| TASK PROMPT |
Copy the records below exactly, omitting any pictures they contain.

| STORED DATA |
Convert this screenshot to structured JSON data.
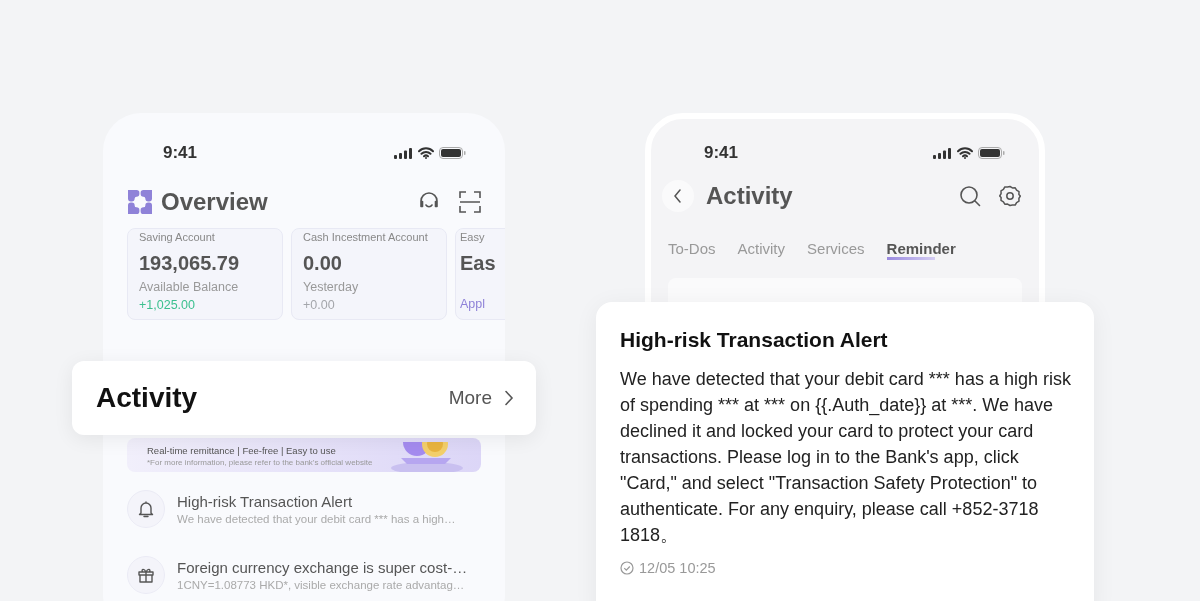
{
  "overview_phone": {
    "status_time": "9:41",
    "title": "Overview",
    "accounts": [
      {
        "label": "Saving Account",
        "value": "193,065.79",
        "caption": "Available Balance",
        "change": "+1,025.00",
        "color": "#3cc08f"
      },
      {
        "label": "Cash Incestment Account",
        "value": "0.00",
        "caption": "Yesterday",
        "change": "+0.00",
        "color": "#a4a6ab"
      },
      {
        "label": "Easy",
        "value": "Eas",
        "link": "Appl"
      }
    ],
    "banner": {
      "tagline": "Real-time remittance | Fee-free | Easy to use",
      "note": "*For more information, please refer to the bank's official website"
    },
    "messages": [
      {
        "kind": "bell",
        "title": "High-risk Transaction Alert",
        "preview": "We have detected that your debit card *** has a high…"
      },
      {
        "kind": "gift",
        "title": "Foreign currency exchange is super cost-…",
        "preview": "1CNY=1.08773 HKD*, visible exchange rate advantag…"
      }
    ]
  },
  "activity_callout": {
    "title": "Activity",
    "more": "More"
  },
  "activity_phone": {
    "status_time": "9:41",
    "title": "Activity",
    "tabs": [
      {
        "label": "To-Dos",
        "selected": false
      },
      {
        "label": "Activity",
        "selected": false
      },
      {
        "label": "Services",
        "selected": false
      },
      {
        "label": "Reminder",
        "selected": true
      }
    ]
  },
  "alert_card": {
    "title": "High-risk Transaction Alert",
    "body": "We have detected that your debit card *** has a high risk of spending *** at *** on {{.Auth_date}} at ***. We have declined it and locked your card to protect your card transactions. Please log in to the Bank's app, click \"Card,\" and select \"Transaction Safety Protection\" to authenticate. For any enquiry, please call +852-3718 1818。",
    "time": "12/05 10:25"
  }
}
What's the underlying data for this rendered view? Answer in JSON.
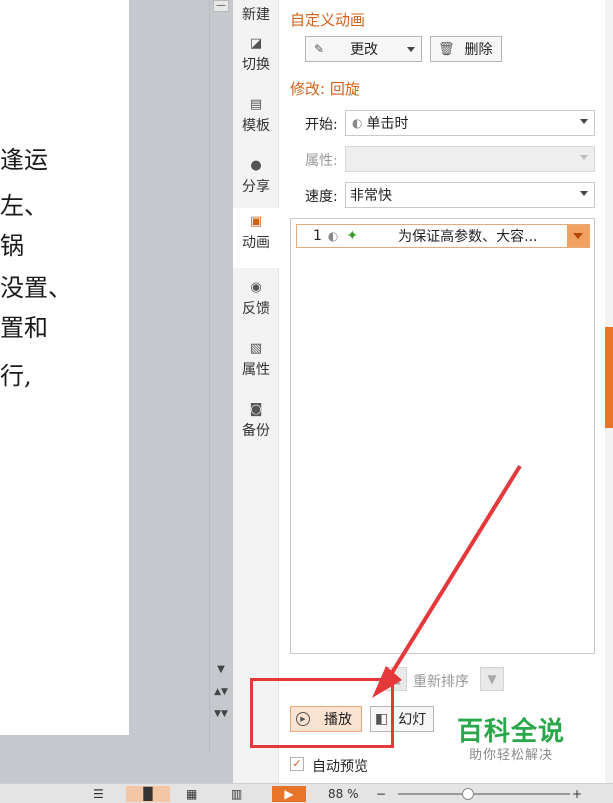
{
  "slide": {
    "lines": [
      "逢运",
      "左、",
      "锅",
      "没置、",
      "置和",
      "行,"
    ]
  },
  "sidetabs": [
    {
      "label": "新建",
      "icon": "new-icon"
    },
    {
      "label": "切换",
      "icon": "transition-icon"
    },
    {
      "label": "模板",
      "icon": "template-icon"
    },
    {
      "label": "分享",
      "icon": "share-icon"
    },
    {
      "label": "动画",
      "icon": "animation-icon",
      "active": true
    },
    {
      "label": "反馈",
      "icon": "feedback-icon"
    },
    {
      "label": "属性",
      "icon": "properties-icon"
    },
    {
      "label": "备份",
      "icon": "backup-icon"
    }
  ],
  "panel": {
    "title": "自定义动画",
    "change_label": "更改",
    "delete_label": "删除",
    "modify_title": "修改: 回旋",
    "start_label": "开始:",
    "start_value": "单击时",
    "property_label": "属性:",
    "property_value": "",
    "speed_label": "速度:",
    "speed_value": "非常快",
    "list_item": {
      "index": "1",
      "text": "为保证高参数、大容..."
    },
    "reorder_label": "重新排序",
    "play_label": "播放",
    "slideshow_label": "幻灯",
    "autopreview_label": "自动预览",
    "autopreview_checked": true
  },
  "statusbar": {
    "zoom": "88 %"
  },
  "watermark": {
    "title": "百科全说",
    "subtitle": "助你轻松解决"
  },
  "colors": {
    "accent": "#d0621a",
    "annotation": "#e5383b",
    "watermark_green": "#2aa74a"
  }
}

| YOUR SOLUTION |
Convert this screenshot to structured JSON data.
{
  "overview_phone": {
    "status_time": "9:41",
    "title": "Overview",
    "accounts": [
      {
        "label": "Saving Account",
        "value": "193,065.79",
        "caption": "Available Balance",
        "change": "+1,025.00",
        "color": "#3cc08f"
      },
      {
        "label": "Cash Incestment Account",
        "value": "0.00",
        "caption": "Yesterday",
        "change": "+0.00",
        "color": "#a4a6ab"
      },
      {
        "label": "Easy",
        "value": "Eas",
        "link": "Appl"
      }
    ],
    "banner": {
      "tagline": "Real-time remittance | Fee-free | Easy to use",
      "note": "*For more information, please refer to the bank's official website"
    },
    "messages": [
      {
        "kind": "bell",
        "title": "High-risk Transaction Alert",
        "preview": "We have detected that your debit card *** has a high…"
      },
      {
        "kind": "gift",
        "title": "Foreign currency exchange is super cost-…",
        "preview": "1CNY=1.08773 HKD*, visible exchange rate advantag…"
      }
    ]
  },
  "activity_callout": {
    "title": "Activity",
    "more": "More"
  },
  "activity_phone": {
    "status_time": "9:41",
    "title": "Activity",
    "tabs": [
      {
        "label": "To-Dos",
        "selected": false
      },
      {
        "label": "Activity",
        "selected": false
      },
      {
        "label": "Services",
        "selected": false
      },
      {
        "label": "Reminder",
        "selected": true
      }
    ]
  },
  "alert_card": {
    "title": "High-risk Transaction Alert",
    "body": "We have detected that your debit card *** has a high risk of spending *** at *** on {{.Auth_date}} at ***. We have declined it and locked your card to protect your card transactions. Please log in to the Bank's app, click \"Card,\" and select \"Transaction Safety Protection\" to authenticate. For any enquiry, please call +852-3718 1818。",
    "time": "12/05 10:25"
  }
}
What's the underlying data for this rendered view? Answer in JSON.
{
  "slide": {
    "lines": [
      "逢运",
      "左、",
      "锅",
      "没置、",
      "置和",
      "行,"
    ]
  },
  "sidetabs": [
    {
      "label": "新建",
      "icon": "new-icon"
    },
    {
      "label": "切换",
      "icon": "transition-icon"
    },
    {
      "label": "模板",
      "icon": "template-icon"
    },
    {
      "label": "分享",
      "icon": "share-icon"
    },
    {
      "label": "动画",
      "icon": "animation-icon",
      "active": true
    },
    {
      "label": "反馈",
      "icon": "feedback-icon"
    },
    {
      "label": "属性",
      "icon": "properties-icon"
    },
    {
      "label": "备份",
      "icon": "backup-icon"
    }
  ],
  "panel": {
    "title": "自定义动画",
    "change_label": "更改",
    "delete_label": "删除",
    "modify_title": "修改: 回旋",
    "start_label": "开始:",
    "start_value": "单击时",
    "property_label": "属性:",
    "property_value": "",
    "speed_label": "速度:",
    "speed_value": "非常快",
    "list_item": {
      "index": "1",
      "text": "为保证高参数、大容..."
    },
    "reorder_label": "重新排序",
    "play_label": "播放",
    "slideshow_label": "幻灯",
    "autopreview_label": "自动预览",
    "autopreview_checked": true
  },
  "statusbar": {
    "zoom": "88 %"
  },
  "watermark": {
    "title": "百科全说",
    "subtitle": "助你轻松解决"
  },
  "colors": {
    "accent": "#d0621a",
    "annotation": "#e5383b",
    "watermark_green": "#2aa74a"
  }
}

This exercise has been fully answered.